UK plans for Northern Ireland stoke Treasury fears of EU trade war
Boris Johnson’s tough new stance on the post-Brexit status of Northern Ireland has set off alarm bells in the Treasury, where officials fear it could provoke the EU into starting a trade war, which would worsen the cost of living crisis.
Johnson has been secretly drawing up legislation that would give ministers sweeping powers to tear up the post-Brexit deal governing trade in Northern Ireland, the NI protocol.
But senior officials have told the FT that the move has worried the Treasury, which fears that if Johnson used the powers it could lead to a damaging retaliation from Brussels.
“If you have a trade war that will have an impact on the economy, especially when you have an actual war going on in Europe,” said one. Another confirmed the policy was causing concern at the Treasury.
Johnson told ministers this week to come up with ways to cut the cost of living, but Treasury officials fear a trade war would push up prices further.
So far Rishi Sunak, chancellor, has not been involved in the detail of the policy, drawn up in conditions of secrecy by Johnson with Liz Truss, foreign secretary, and Brandon Lewis, Northern Ireland secretary.
Johnson has confirmed he is prepared to legislate to allow ministers to revoke parts of the protocol, which keeps Northern Ireland in the EU single market for goods, thereby creating a trade border in the Irish Sea.
The proposed Northern Ireland bill, whose existence was disclosed by the FT this month, has yet to be approved by the cabinet. Last year Sunak warned about the economic risks of unilaterally scrapping parts of the protocol.
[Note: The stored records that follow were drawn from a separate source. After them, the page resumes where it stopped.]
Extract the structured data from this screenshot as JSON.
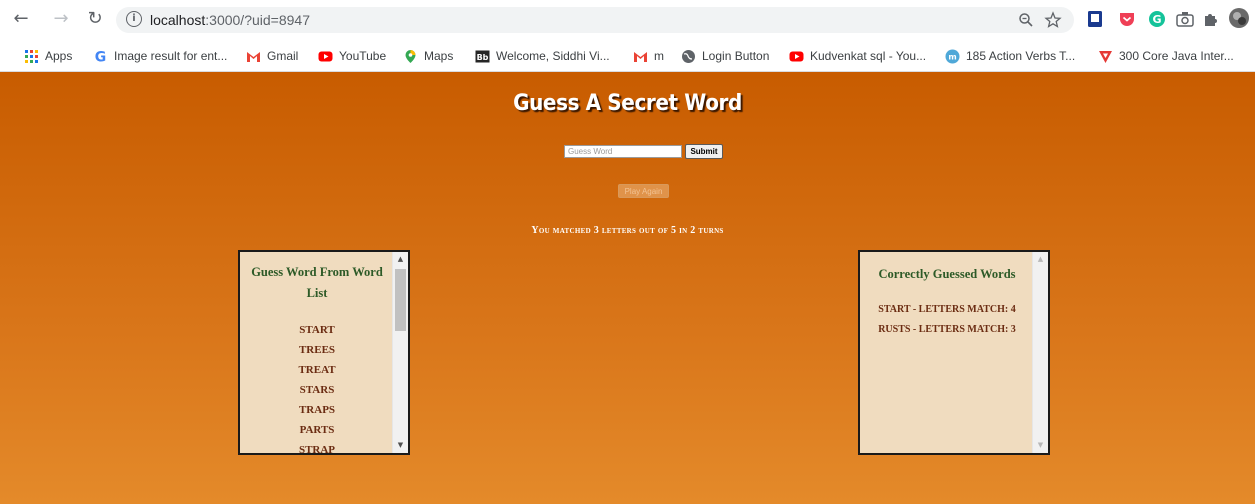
{
  "browser": {
    "url_host": "localhost",
    "url_path": ":3000/?uid=8947",
    "bookmarks": [
      {
        "label": "Apps",
        "icon": "apps-grid-icon"
      },
      {
        "label": "Image result for ent...",
        "icon": "google-icon"
      },
      {
        "label": "Gmail",
        "icon": "gmail-icon"
      },
      {
        "label": "YouTube",
        "icon": "youtube-icon"
      },
      {
        "label": "Maps",
        "icon": "maps-pin-icon"
      },
      {
        "label": "Welcome, Siddhi Vi...",
        "icon": "bb-icon"
      },
      {
        "label": "m",
        "icon": "gmail-icon"
      },
      {
        "label": "Login Button",
        "icon": "globe-icon"
      },
      {
        "label": "Kudvenkat sql - You...",
        "icon": "youtube-icon"
      },
      {
        "label": "185 Action Verbs T...",
        "icon": "m-circle-icon"
      },
      {
        "label": "300 Core Java Inter...",
        "icon": "v-logo-icon"
      }
    ]
  },
  "game": {
    "title": "Guess A Secret Word",
    "input_placeholder": "Guess Word",
    "submit_label": "Submit",
    "play_again_label": "Play Again",
    "result_text": "You matched 3 letters out of 5 in 2 turns",
    "word_list_heading": "Guess Word From Word List",
    "word_list": [
      "START",
      "TREES",
      "TREAT",
      "STARS",
      "TRAPS",
      "PARTS",
      "STRAP"
    ],
    "guessed_heading": "Correctly Guessed Words",
    "guessed_words": [
      "START - LETTERS MATCH: 4",
      "RUSTS - LETTERS MATCH: 3"
    ]
  }
}
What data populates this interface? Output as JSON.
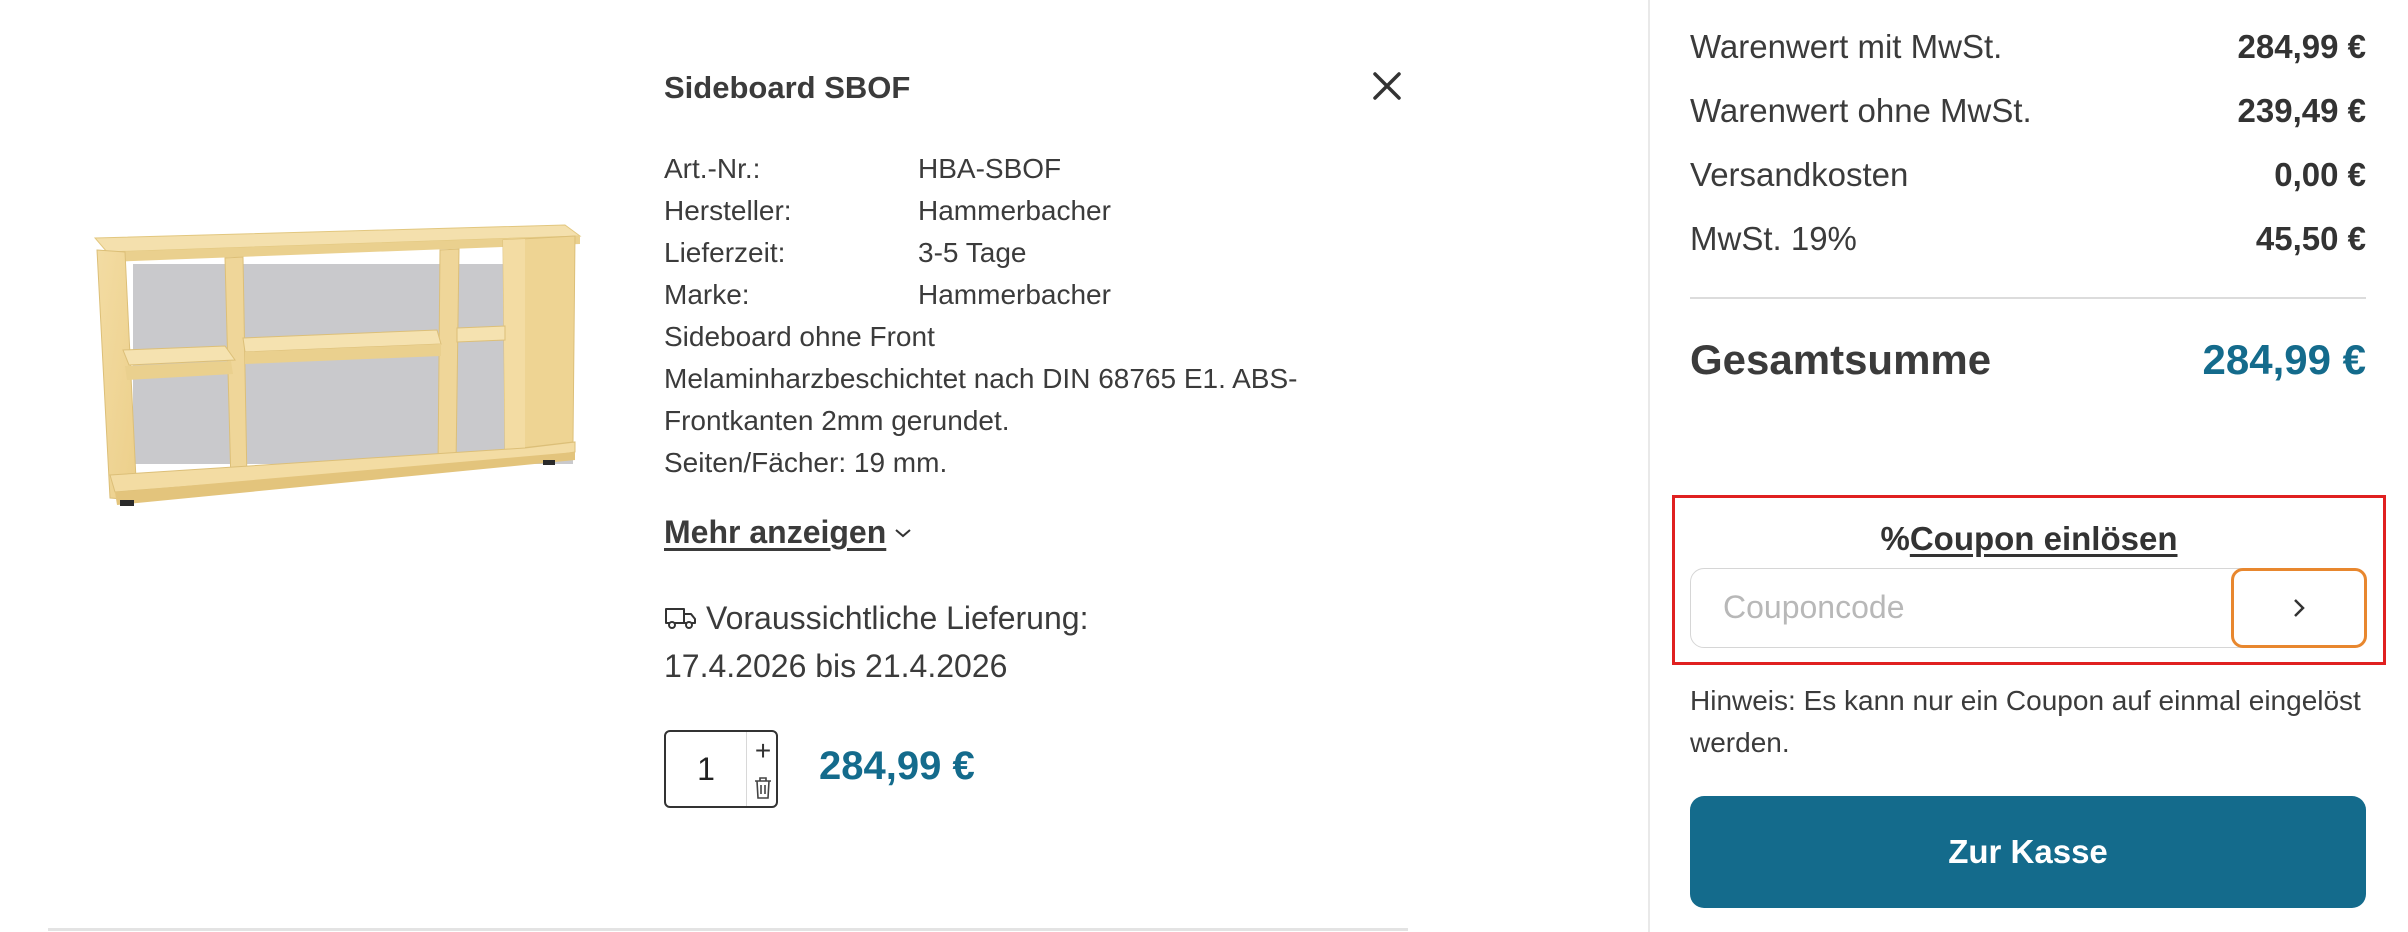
{
  "product": {
    "title": "Sideboard SBOF",
    "image_alt": "sideboard-image",
    "specs": [
      {
        "label": "Art.-Nr.:",
        "value": "HBA-SBOF"
      },
      {
        "label": "Hersteller:",
        "value": "Hammerbacher"
      },
      {
        "label": "Lieferzeit:",
        "value": "3-5 Tage"
      },
      {
        "label": "Marke:",
        "value": "Hammerbacher"
      }
    ],
    "description": [
      "Sideboard ohne Front",
      "Melaminharzbeschichtet nach DIN 68765 E1. ABS-",
      "Frontkanten 2mm gerundet.",
      "Seiten/Fächer: 19 mm."
    ],
    "more_label": "Mehr anzeigen",
    "delivery_label": "Voraussichtliche Lieferung:",
    "delivery_range": "17.4.2026 bis 21.4.2026",
    "quantity": "1",
    "price": "284,99 €"
  },
  "summary": {
    "rows": [
      {
        "label": "Warenwert mit MwSt.",
        "value": "284,99 €"
      },
      {
        "label": "Warenwert ohne MwSt.",
        "value": "239,49 €"
      },
      {
        "label": "Versandkosten",
        "value": "0,00 €"
      },
      {
        "label": "MwSt. 19%",
        "value": "45,50 €"
      }
    ],
    "total_label": "Gesamtsumme",
    "total_value": "284,99 €"
  },
  "coupon": {
    "percent_symbol": "%",
    "title": "Coupon einlösen",
    "placeholder": "Couponcode",
    "hint": "Hinweis: Es kann nur ein Coupon auf einmal eingelöst werden."
  },
  "checkout_label": "Zur Kasse",
  "colors": {
    "accent": "#146b8c",
    "coupon_highlight": "#e02020",
    "submit_border": "#e8872e"
  }
}
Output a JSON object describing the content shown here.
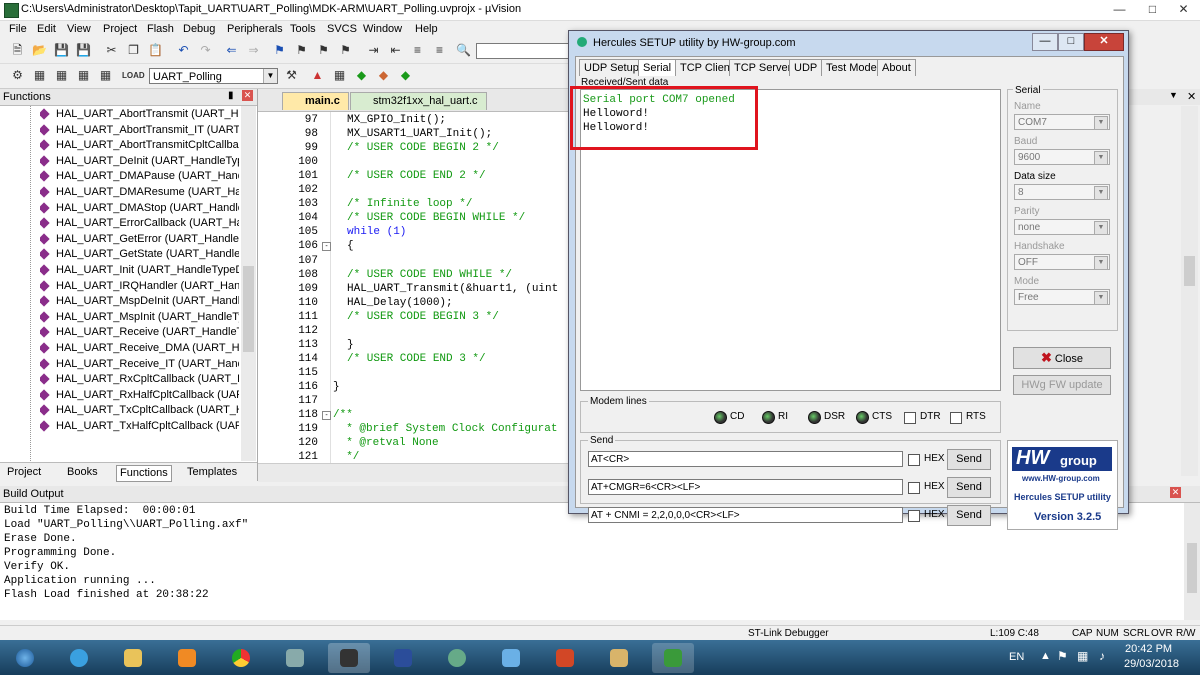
{
  "window": {
    "title": "C:\\Users\\Administrator\\Desktop\\Tapit_UART\\UART_Polling\\MDK-ARM\\UART_Polling.uvprojx - µVision"
  },
  "menu": [
    "File",
    "Edit",
    "View",
    "Project",
    "Flash",
    "Debug",
    "Peripherals",
    "Tools",
    "SVCS",
    "Window",
    "Help"
  ],
  "toolbar": {
    "target": "UART_Polling"
  },
  "functions_pane": {
    "title": "Functions",
    "items": [
      "HAL_UART_AbortTransmit (UART_Har",
      "HAL_UART_AbortTransmit_IT (UART_H",
      "HAL_UART_AbortTransmitCpltCallbac",
      "HAL_UART_DeInit (UART_HandleType",
      "HAL_UART_DMAPause (UART_Handle",
      "HAL_UART_DMAResume (UART_Hand",
      "HAL_UART_DMAStop (UART_HandleT",
      "HAL_UART_ErrorCallback (UART_Hand",
      "HAL_UART_GetError (UART_HandleTyp",
      "HAL_UART_GetState (UART_HandleTy",
      "HAL_UART_Init (UART_HandleTypeDe",
      "HAL_UART_IRQHandler (UART_Handle",
      "HAL_UART_MspDeInit (UART_HandleT",
      "HAL_UART_MspInit (UART_HandleTyp",
      "HAL_UART_Receive (UART_HandleTyp",
      "HAL_UART_Receive_DMA (UART_Han",
      "HAL_UART_Receive_IT (UART_HandleT",
      "HAL_UART_RxCpltCallback (UART_Ha",
      "HAL_UART_RxHalfCpltCallback (UART",
      "HAL_UART_TxCpltCallback (UART_Ha",
      "HAL_UART_TxHalfCpltCallback (UART"
    ],
    "tabs": [
      "Project",
      "Books",
      "Functions",
      "Templates"
    ]
  },
  "editor": {
    "tabs": [
      "main.c",
      "stm32f1xx_hal_uart.c"
    ],
    "lines": [
      {
        "n": "97",
        "t": "MX_GPIO_Init();",
        "c": "code"
      },
      {
        "n": "98",
        "t": "MX_USART1_UART_Init();",
        "c": "code"
      },
      {
        "n": "99",
        "t": "/* USER CODE BEGIN 2 */",
        "c": "cm"
      },
      {
        "n": "100",
        "t": "",
        "c": "code"
      },
      {
        "n": "101",
        "t": "/* USER CODE END 2 */",
        "c": "cm"
      },
      {
        "n": "102",
        "t": "",
        "c": "code"
      },
      {
        "n": "103",
        "t": "/* Infinite loop */",
        "c": "cm"
      },
      {
        "n": "104",
        "t": "/* USER CODE BEGIN WHILE */",
        "c": "cm"
      },
      {
        "n": "105",
        "t": "while (1)",
        "c": "kw"
      },
      {
        "n": "106",
        "t": "{",
        "c": "code"
      },
      {
        "n": "107",
        "t": "",
        "c": "code"
      },
      {
        "n": "108",
        "t": "/* USER CODE END WHILE */",
        "c": "cm"
      },
      {
        "n": "109",
        "t": "HAL_UART_Transmit(&huart1, (uint",
        "c": "code"
      },
      {
        "n": "110",
        "t": "HAL_Delay(1000);",
        "c": "code"
      },
      {
        "n": "111",
        "t": "/* USER CODE BEGIN 3 */",
        "c": "cm"
      },
      {
        "n": "112",
        "t": "",
        "c": "code"
      },
      {
        "n": "113",
        "t": "}",
        "c": "code"
      },
      {
        "n": "114",
        "t": "/* USER CODE END 3 */",
        "c": "cm"
      },
      {
        "n": "115",
        "t": "",
        "c": "code"
      },
      {
        "n": "116",
        "t": "}",
        "c": "code"
      },
      {
        "n": "117",
        "t": "",
        "c": "code"
      },
      {
        "n": "118",
        "t": "/**",
        "c": "cm"
      },
      {
        "n": "119",
        "t": "  * @brief System Clock Configurat",
        "c": "cm"
      },
      {
        "n": "120",
        "t": "  * @retval None",
        "c": "cm"
      },
      {
        "n": "121",
        "t": "  */",
        "c": "cm"
      }
    ]
  },
  "build_output": {
    "title": "Build Output",
    "lines": [
      "Build Time Elapsed:  00:00:01",
      "Load \"UART_Polling\\\\UART_Polling.axf\"",
      "Erase Done.",
      "Programming Done.",
      "Verify OK.",
      "Application running ...",
      "Flash Load finished at 20:38:22"
    ]
  },
  "statusbar": {
    "debugger": "ST-Link Debugger",
    "position": "L:109 C:48",
    "flags": [
      "CAP",
      "NUM",
      "SCRL",
      "OVR",
      "R/W"
    ]
  },
  "hercules": {
    "title": "Hercules SETUP utility by HW-group.com",
    "tabs": [
      "UDP Setup",
      "Serial",
      "TCP Client",
      "TCP Server",
      "UDP",
      "Test Mode",
      "About"
    ],
    "received_label": "Received/Sent data",
    "received_lines": [
      "Serial port COM7 opened",
      "Helloword!",
      "Helloword!"
    ],
    "serial": {
      "group_label": "Serial",
      "name_label": "Name",
      "name": "COM7",
      "baud_label": "Baud",
      "baud": "9600",
      "datasize_label": "Data size",
      "datasize": "8",
      "parity_label": "Parity",
      "parity": "none",
      "handshake_label": "Handshake",
      "handshake": "OFF",
      "mode_label": "Mode",
      "mode": "Free"
    },
    "close_label": "Close",
    "hwg_update_label": "HWg FW update",
    "modem_label": "Modem lines",
    "modem": [
      "CD",
      "RI",
      "DSR",
      "CTS",
      "DTR",
      "RTS"
    ],
    "send_label": "Send",
    "send_rows": [
      "AT<CR>",
      "AT+CMGR=6<CR><LF>",
      "AT + CNMI  = 2,2,0,0,0<CR><LF>"
    ],
    "hex_label": "HEX",
    "send_button": "Send",
    "logo_text": "HW",
    "logo_group": "group",
    "logo_url": "www.HW-group.com",
    "utility_label": "Hercules SETUP utility",
    "version": "Version  3.2.5"
  },
  "taskbar": {
    "lang": "EN",
    "time": "20:42 PM",
    "date": "29/03/2018"
  }
}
On Wednesday Johnson told MPs: “There is clearly an economic cost to the protocol. That is also now turning into a political problem.” The pro-UK Democratic Unionist party opposes the protocol and the border in the Irish Sea. The region is holding elections on May 5.
Last autumn the EU discussed possible retaliatory measures as Johnson flirted with the idea of suspending parts of the protocol. Since then Emmanuel Macron, who takes the hardest line on the issue, has been re-elected as president of France.
Many diplomats are furious with Johnson for raising the dispute when the west is struggling to maintain unity on sanctions on Moscow. “We are sick of hearing of Boris’ emotional difficulties [with the EU],” said one diplomat. “There are bigger things to worry about.”
However European diplomats insisted this week the EU will not be provoked into a trade war with the UK, and that the bloc would be patient. They did not want a fight with Johnson that would boost his popularity with pro-Brexit Tory MPs.
“We don’t want to become part of a Tory leadership contest,” said one diplomat, referring to the possibility that Johnson could be challenged by his own MPs.
The diplomat noted that any legislation would be opposed in the House of Lords and it could be months before the UK could use it. “We don’t want to make life impossible for a future Tory leader,” he added.
“Why should we react?” said one official, adding that the plan was to hope Johnson was ousted and the bloc could build a more pragmatic relationship with his successor.
Another senior official said the Ukraine crisis was absorbing all the EU’s time and attention. “Those conversations [about retaliation] have not happened. Nobody is focused on the UK. Since February 24 the only big thing on our plate has been Ukraine and Russia.”
EU countries are wary of inflicting further pain on their own companies and consumers already struggling with rising prices partly caused by Russia’s invasion of Ukraine.
They are also relying on the US to restrain Johnson. Washington reacted to the FT’s report on the UK’s plans to legislate by reiterating the importance of the Northern Ireland protocol to peace on the island.
Lord David Frost, former Brexit secretary who negotiated the protocol, said on Wednesday it would be “entirely reasonable” for the government to act unilaterally to override elements of the deal in domestic law.
He said the protocol was not intended to be “a permanent feature” of Britain’s relationship with the EU. “It would be entirely wrong and unwarranted to draw any conclusions about our wider attitude to international law,” he said, in a speech at the Policy Exchange think-tank.